When objects of the Old Kingdom and Middle Kingdom of Egypt yielded carbon dates that appeared roughly comparable with the historical dates, Libby made his method known.
With initial large margin of error and anything that did not square with expectation, judged as contaminated, the method appeared to work and was hailed as completely reliablejust as the atomic clock is reliableand this nobody doubted.
But as the method was refined, it started to show rather regular anomalies.
First, it was noticed that, when radiocarbon dated, wood grown in the 20th century appears more ancient than wood grown in the 19th century.
As years passed and more tests were made (soon by laboratories counted in scores), a rather consistent deviation between radiocarbon age and historical age started to receive the attention of researchers.
The radiocarbon dates diverge from the historical dates by several hundred years (often 500 to 700), and, interestingly, in the Egyptian samples more so than in samples from most other ancient civilizations.
Suess explained the phenomenon by the fact that the increased industrial use of fossil carbon in coal and in oil changed the ratio between the dead carbon C12 and the C14 (radiocarbon) in the atmosphere and therefore also in the biosphere.
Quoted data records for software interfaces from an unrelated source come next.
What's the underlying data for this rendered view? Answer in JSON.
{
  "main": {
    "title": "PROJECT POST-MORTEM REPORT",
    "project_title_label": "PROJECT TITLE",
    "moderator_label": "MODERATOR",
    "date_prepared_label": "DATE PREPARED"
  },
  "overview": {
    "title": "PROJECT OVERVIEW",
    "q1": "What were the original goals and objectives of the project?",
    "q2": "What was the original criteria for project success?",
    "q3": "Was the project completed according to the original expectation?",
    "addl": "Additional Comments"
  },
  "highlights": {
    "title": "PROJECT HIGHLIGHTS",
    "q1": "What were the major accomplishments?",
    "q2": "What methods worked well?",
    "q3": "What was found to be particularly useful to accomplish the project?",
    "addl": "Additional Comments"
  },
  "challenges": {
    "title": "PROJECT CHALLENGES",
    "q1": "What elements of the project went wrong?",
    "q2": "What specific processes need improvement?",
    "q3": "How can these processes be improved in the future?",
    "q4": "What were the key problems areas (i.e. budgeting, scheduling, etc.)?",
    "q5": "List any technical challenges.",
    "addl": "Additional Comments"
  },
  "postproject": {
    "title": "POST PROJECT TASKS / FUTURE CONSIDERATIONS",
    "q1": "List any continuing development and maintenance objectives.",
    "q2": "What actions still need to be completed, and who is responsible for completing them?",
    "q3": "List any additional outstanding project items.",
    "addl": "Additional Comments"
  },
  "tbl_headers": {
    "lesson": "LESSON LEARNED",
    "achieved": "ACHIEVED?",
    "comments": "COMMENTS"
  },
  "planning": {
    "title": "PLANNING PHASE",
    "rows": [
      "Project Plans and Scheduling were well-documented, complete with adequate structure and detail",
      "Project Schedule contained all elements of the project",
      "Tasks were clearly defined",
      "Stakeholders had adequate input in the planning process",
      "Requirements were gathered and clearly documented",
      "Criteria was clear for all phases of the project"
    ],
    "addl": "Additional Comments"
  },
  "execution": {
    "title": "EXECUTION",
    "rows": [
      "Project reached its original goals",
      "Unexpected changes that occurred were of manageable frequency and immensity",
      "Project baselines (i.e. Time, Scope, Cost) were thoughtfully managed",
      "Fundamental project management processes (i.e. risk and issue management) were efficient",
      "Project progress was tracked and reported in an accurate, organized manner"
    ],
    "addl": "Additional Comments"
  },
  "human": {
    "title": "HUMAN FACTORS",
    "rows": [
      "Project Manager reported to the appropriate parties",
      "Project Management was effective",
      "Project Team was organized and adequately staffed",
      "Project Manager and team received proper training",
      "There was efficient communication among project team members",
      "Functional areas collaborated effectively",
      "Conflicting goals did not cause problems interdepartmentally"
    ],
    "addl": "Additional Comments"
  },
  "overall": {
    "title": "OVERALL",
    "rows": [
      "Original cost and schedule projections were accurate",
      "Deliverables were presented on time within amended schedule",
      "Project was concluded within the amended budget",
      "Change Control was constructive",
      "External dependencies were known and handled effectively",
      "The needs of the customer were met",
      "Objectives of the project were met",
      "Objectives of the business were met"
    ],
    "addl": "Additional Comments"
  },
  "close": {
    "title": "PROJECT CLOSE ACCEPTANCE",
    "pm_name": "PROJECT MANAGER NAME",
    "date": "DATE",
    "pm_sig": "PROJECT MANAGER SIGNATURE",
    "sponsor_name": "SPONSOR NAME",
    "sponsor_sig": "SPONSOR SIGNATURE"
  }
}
To determine the extent of correction necessary to render the radiocarbon method reliable, dendrochronologists devised a plan to control the radiocarbon dates by building a chronology of tree rings of the white bristlecone pine, the longest living tree.But in December, 1956, the National Geographical Society m conjunction with the Smithsonian Institution made it known that excavations at La Venta proved by radiocarbon that the classical period of the Meso-American civilizations (Olmec, Toltec, Maya, etc.) needs to be pushed back by a full thousand years and ascribed not to the 4th to 8th centuries of the Christian era but to the 8th to 4th centuries before that era.With these three confirmations (time the Ice Age ended, time petroleum was deposited, time of the classical period of the Meso-American civilizations), my Worlds in Collision received very substantial confirmations.Now let us review in the light of research in cosmic catastrophism the correctives that, in our view, need to be introduced into the method.We must also evaluate the basic reliance on Egyptian chronology that, as we shall see, needs to be discontinued.This led Libby to write in 1963: The data [in the Table] are separated into two groups Egyptian and non-Egyptian. The combined efforts of several researchers led them to believe that one of the conditions stipulated by Libby for a flawless functioning of his method was not historically sustained; it is claimed that the influx of cosmic rays varied with time.This separation was made because the whole Egyptian chronology is interlocking and subject to possible systematic errors . . Also, Egyptian historical dates beyond 4000 years ago may be somewhat too old, perhaps 5 centuries too old at 5000 years ago. Yet, since this influx comes from many sources, the sun being only one of them, sunspot activity could be related to the variation only in a very limited degree.But I could not and should not satisfy myself with this support without repaying by demonstrating where the difficulties and pitfalls of the method are hidden.In the cataclysmic events reconstructed in Worlds in Collision and also those that preceded the fall of the Middle Kingdom in Egypt, various effects could not but vitiate the radiocarbon performance, some of these effects tending to make organic life appear older than its actual age, and others making it appear more recent.The correctness of the method depends greatly on the condition that in the last 40 or 50 thousand years the quantity of water in the hydrosphere (and carbon diluted in it) has not substantially changed. The method depends also on the condition that during the same period of time the influx of cosmic rays or energy particles coming from the stars and the sun has not suffered substantial variations.To check on the method before applying it on various historical and paleontological material, Libby chose material of Egyptian archaeology, under the assumption that no other historical material from over 2,000 years ago is so secure as to its absolute dating.